··· DATA RECORDS

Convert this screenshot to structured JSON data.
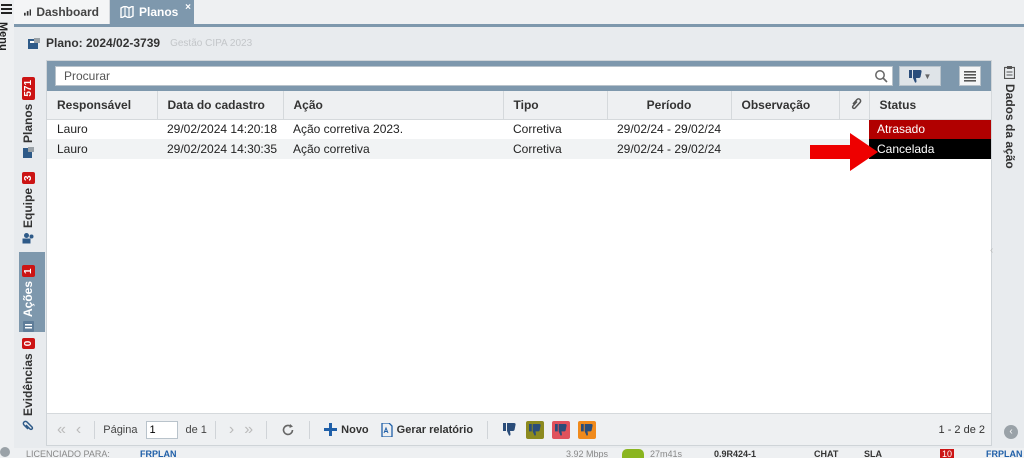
{
  "menu": {
    "label": "Menu"
  },
  "tabs": [
    {
      "label": "Dashboard",
      "icon": "bar-chart-icon"
    },
    {
      "label": "Planos",
      "icon": "map-icon",
      "close": "×"
    }
  ],
  "plan": {
    "title": "Plano: 2024/02-3739",
    "subtitle": "Gestão CIPA 2023"
  },
  "side_tabs": [
    {
      "label": "Planos",
      "badge": "571"
    },
    {
      "label": "Equipe",
      "badge": "3"
    },
    {
      "label": "Ações",
      "badge": "1"
    },
    {
      "label": "Evidências",
      "badge": "0"
    }
  ],
  "search": {
    "placeholder": "Procurar",
    "value": ""
  },
  "table": {
    "columns": [
      "Responsável",
      "Data do cadastro",
      "Ação",
      "Tipo",
      "Período",
      "Observação",
      "",
      "Status"
    ],
    "rows": [
      {
        "responsavel": "Lauro",
        "data": "29/02/2024 14:20:18",
        "acao": "Ação corretiva 2023.",
        "tipo": "Corretiva",
        "periodo": "29/02/24 - 29/02/24",
        "observacao": "",
        "status": "Atrasado",
        "status_color": "#b10000"
      },
      {
        "responsavel": "Lauro",
        "data": "29/02/2024 14:30:35",
        "acao": "Ação corretiva",
        "tipo": "Corretiva",
        "periodo": "29/02/24 - 29/02/24",
        "observacao": "",
        "status": "Cancelada",
        "status_color": "#000000"
      }
    ]
  },
  "footer": {
    "page_label": "Página",
    "page_value": "1",
    "page_of": "de 1",
    "new_label": "Novo",
    "report_label": "Gerar relatório",
    "count": "1 - 2 de 2",
    "filter_colors": [
      "#2a4d7a",
      "#8c8a1f",
      "#e0525c",
      "#f08a1c"
    ]
  },
  "right_panel": {
    "label": "Dados da ação"
  },
  "bottom_bar": {
    "licensed": "LICENCIADO PARA:",
    "brand": "FRPLAN",
    "speed": "3.92 Mbps",
    "time": "27m41s",
    "version": "0.9R424-1",
    "chat": "CHAT",
    "sla": "SLA",
    "notif": "10",
    "brand2": "FRPLAN"
  },
  "colors": {
    "accent": "#7e98ad",
    "badge": "#cc1414",
    "arrow": "#ee0000"
  }
}
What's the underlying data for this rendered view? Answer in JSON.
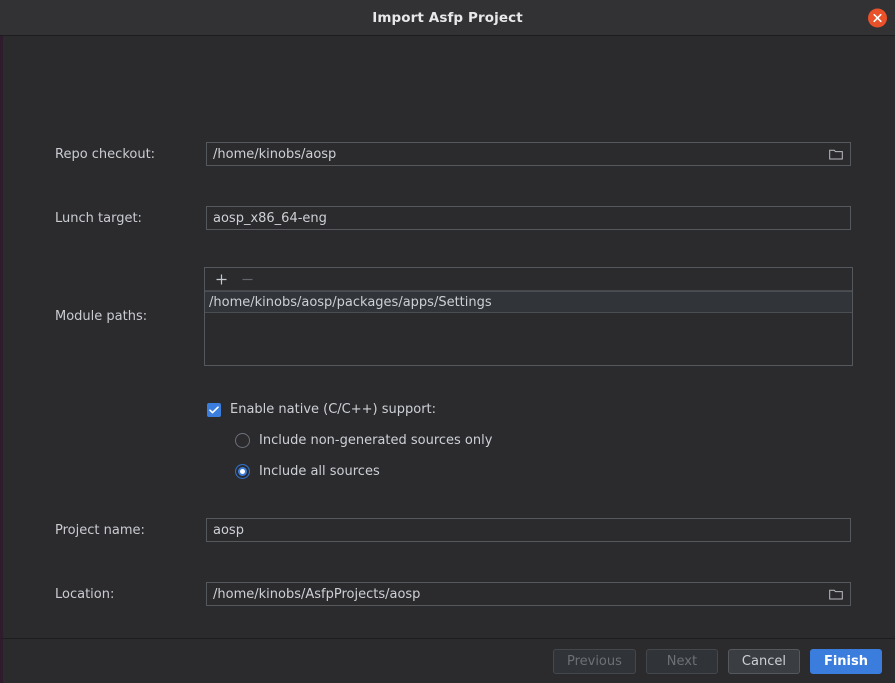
{
  "titlebar": {
    "title": "Import Asfp Project",
    "close_icon": "close-icon"
  },
  "form": {
    "repo_checkout": {
      "label": "Repo checkout:",
      "value": "/home/kinobs/aosp",
      "browse_icon": "folder-icon"
    },
    "lunch_target": {
      "label": "Lunch target:",
      "value": "aosp_x86_64-eng"
    },
    "module_paths": {
      "label": "Module paths:",
      "add_label": "+",
      "remove_label": "−",
      "items": [
        "/home/kinobs/aosp/packages/apps/Settings"
      ],
      "selected_index": 0
    },
    "native_support": {
      "label": "Enable native (C/C++) support:",
      "checked": true,
      "options": [
        {
          "label": "Include non-generated sources only",
          "selected": false
        },
        {
          "label": "Include all sources",
          "selected": true
        }
      ]
    },
    "project_name": {
      "label": "Project name:",
      "value": "aosp"
    },
    "location": {
      "label": "Location:",
      "value": "/home/kinobs/AsfpProjects/aosp",
      "browse_icon": "folder-icon"
    }
  },
  "footer": {
    "previous": "Previous",
    "next": "Next",
    "cancel": "Cancel",
    "finish": "Finish"
  },
  "colors": {
    "accent": "#3b7ddd",
    "close": "#e8512a",
    "background": "#2b2b2e",
    "titlebar": "#323235"
  }
}
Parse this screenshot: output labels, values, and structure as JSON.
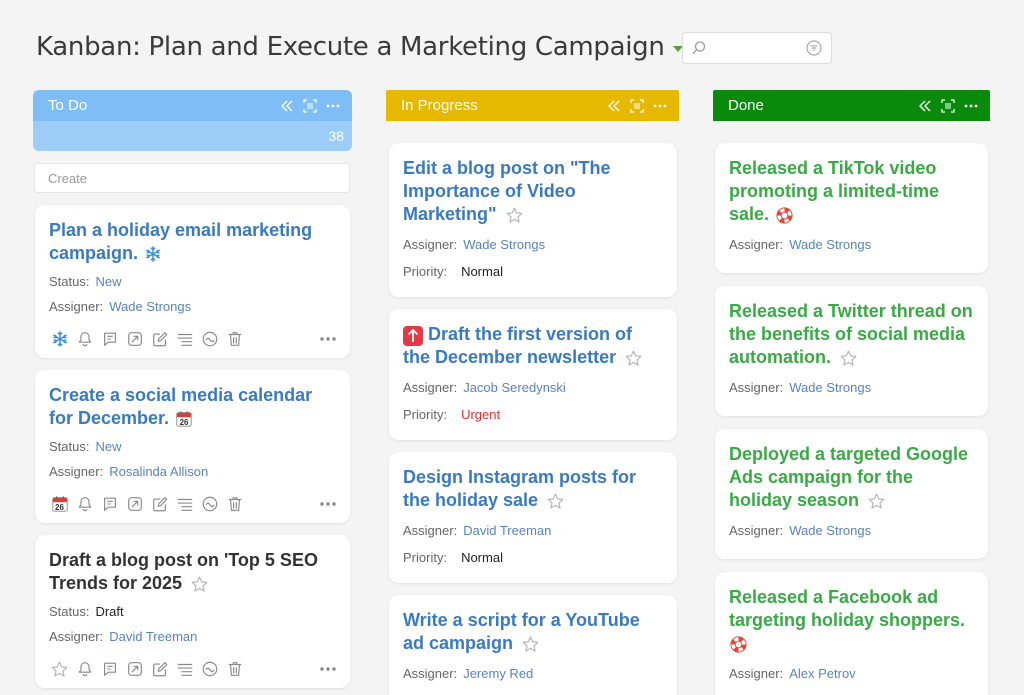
{
  "page": {
    "title": "Kanban: Plan and Execute a Marketing Campaign"
  },
  "search": {
    "placeholder": ""
  },
  "colors": {
    "todo": "#7ebdf5",
    "todo_count": "#9cccf8",
    "inprogress": "#e6b800",
    "done": "#0a8a0a"
  },
  "columns": {
    "todo": {
      "title": "To Do",
      "count": "38",
      "create_placeholder": "Create"
    },
    "inprogress": {
      "title": "In Progress"
    },
    "done": {
      "title": "Done"
    }
  },
  "labels": {
    "status": "Status:",
    "assigner": "Assigner:",
    "priority": "Priority:"
  },
  "todo_cards": [
    {
      "title": "Plan a holiday email marketing campaign.",
      "icon": "snowflake-icon",
      "status": "New",
      "assigner": "Wade Strongs"
    },
    {
      "title": "Create a social media calendar for December.",
      "icon": "calendar-icon",
      "calendar_day": "26",
      "status": "New",
      "assigner": "Rosalinda Allison"
    },
    {
      "title": "Draft a blog post on 'Top 5 SEO Trends for 2025",
      "icon": "star-icon",
      "status": "Draft",
      "assigner": "David Treeman"
    }
  ],
  "progress_cards": [
    {
      "title": "Edit a blog post on \"The Importance of Video Marketing\"",
      "assigner": "Wade Strongs",
      "priority": "Normal"
    },
    {
      "title": "Draft the first version of the December newsletter",
      "assigner": "Jacob Seredynski",
      "priority": "Urgent"
    },
    {
      "title": "Design Instagram posts for the holiday sale",
      "assigner": "David Treeman",
      "priority": "Normal"
    },
    {
      "title": "Write a script for a YouTube ad campaign",
      "assigner": "Jeremy Red"
    }
  ],
  "done_cards": [
    {
      "title": "Released a TikTok video promoting a limited-time sale.",
      "icon": "lifebuoy-icon",
      "assigner": "Wade Strongs"
    },
    {
      "title": "Released a Twitter thread on the benefits of social media automation.",
      "icon": "star-icon",
      "assigner": "Wade Strongs"
    },
    {
      "title": "Deployed a targeted Google Ads campaign for the holiday season",
      "icon": "star-icon",
      "assigner": "Wade Strongs"
    },
    {
      "title": "Released a Facebook ad targeting holiday shoppers.",
      "icon": "lifebuoy-icon",
      "assigner": "Alex Petrov"
    }
  ]
}
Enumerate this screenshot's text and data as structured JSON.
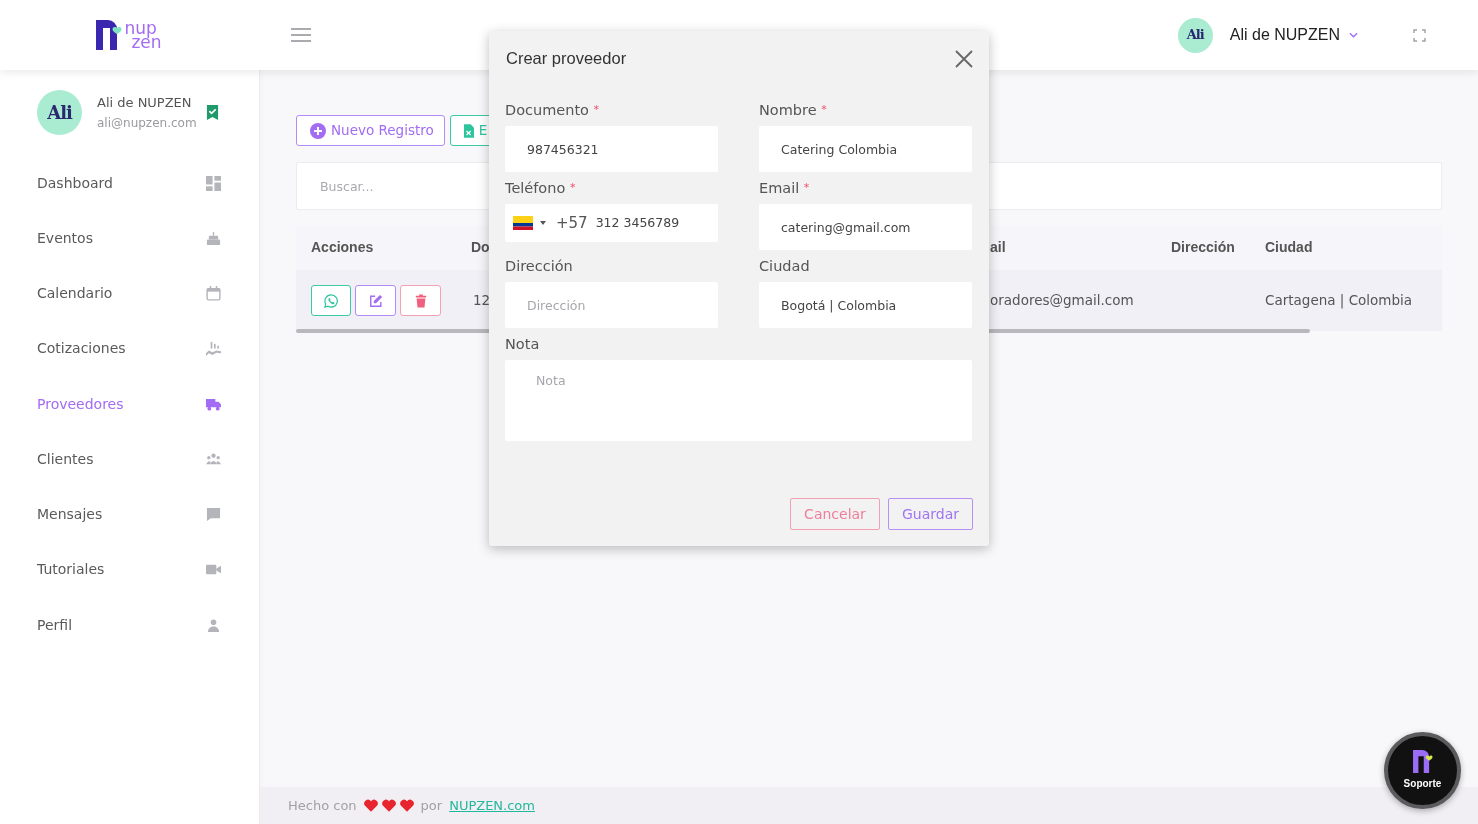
{
  "topbar": {
    "logo": {
      "line1": "nup",
      "line2": "zen"
    },
    "user": {
      "avatar_text": "Ali",
      "name": "Ali de NUPZEN"
    }
  },
  "sidebar": {
    "profile": {
      "avatar_text": "Ali",
      "name": "Ali de NUPZEN",
      "email": "ali@nupzen.com",
      "verified": true
    },
    "items": [
      {
        "label": "Dashboard",
        "selected": false
      },
      {
        "label": "Eventos",
        "selected": false
      },
      {
        "label": "Calendario",
        "selected": false
      },
      {
        "label": "Cotizaciones",
        "selected": false
      },
      {
        "label": "Proveedores",
        "selected": true
      },
      {
        "label": "Clientes",
        "selected": false
      },
      {
        "label": "Mensajes",
        "selected": false
      },
      {
        "label": "Tutoriales",
        "selected": false
      },
      {
        "label": "Perfil",
        "selected": false
      }
    ]
  },
  "toolbar": {
    "buttons": [
      {
        "label": "Nuevo Registro",
        "kind": "add"
      },
      {
        "label": "E",
        "kind": "spreadsheet"
      }
    ]
  },
  "search": {
    "placeholder": "Buscar..."
  },
  "table": {
    "columns": [
      "Acciones",
      "Do",
      "ail",
      "Dirección",
      "Ciudad"
    ],
    "rows": [
      {
        "actions": [
          {
            "kind": "chat"
          },
          {
            "kind": "edit"
          },
          {
            "kind": "delete"
          }
        ],
        "column_2": "12",
        "column_3": "oradores@gmail.com",
        "column_5": "Cartagena | Colombia"
      }
    ]
  },
  "modal": {
    "title": "Crear proveedor",
    "fields": [
      {
        "label": "Documento",
        "required_mark": "*",
        "kind": "text",
        "value": "987456321"
      },
      {
        "label": "Nombre",
        "required_mark": "*",
        "kind": "text",
        "value": "Catering Colombia"
      },
      {
        "label": "Teléfono",
        "required_mark": "*",
        "kind": "phone",
        "dial_code": "+57",
        "value": "312 3456789"
      },
      {
        "label": "Email",
        "required_mark": "*",
        "kind": "text",
        "value": "catering@gmail.com"
      },
      {
        "label": "Dirección",
        "kind": "text",
        "placeholder": "Dirección"
      },
      {
        "label": "Ciudad",
        "kind": "text",
        "value": "Bogotá | Colombia"
      },
      {
        "label": "Nota",
        "kind": "textarea",
        "placeholder": "Nota"
      }
    ],
    "buttons": [
      {
        "label": "Cancelar",
        "kind": "cancel"
      },
      {
        "label": "Guardar",
        "kind": "save"
      }
    ]
  },
  "footer": {
    "text": "Hecho con",
    "by": "por",
    "link": "NUPZEN.com"
  },
  "support": {
    "label": "Soporte"
  }
}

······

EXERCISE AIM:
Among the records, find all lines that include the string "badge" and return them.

WRITTEN ANSWER:
      "badge": "571"
      "badge": "3"
      "badge": "1"
      "badge": "0"
    "badge": "#cc1414",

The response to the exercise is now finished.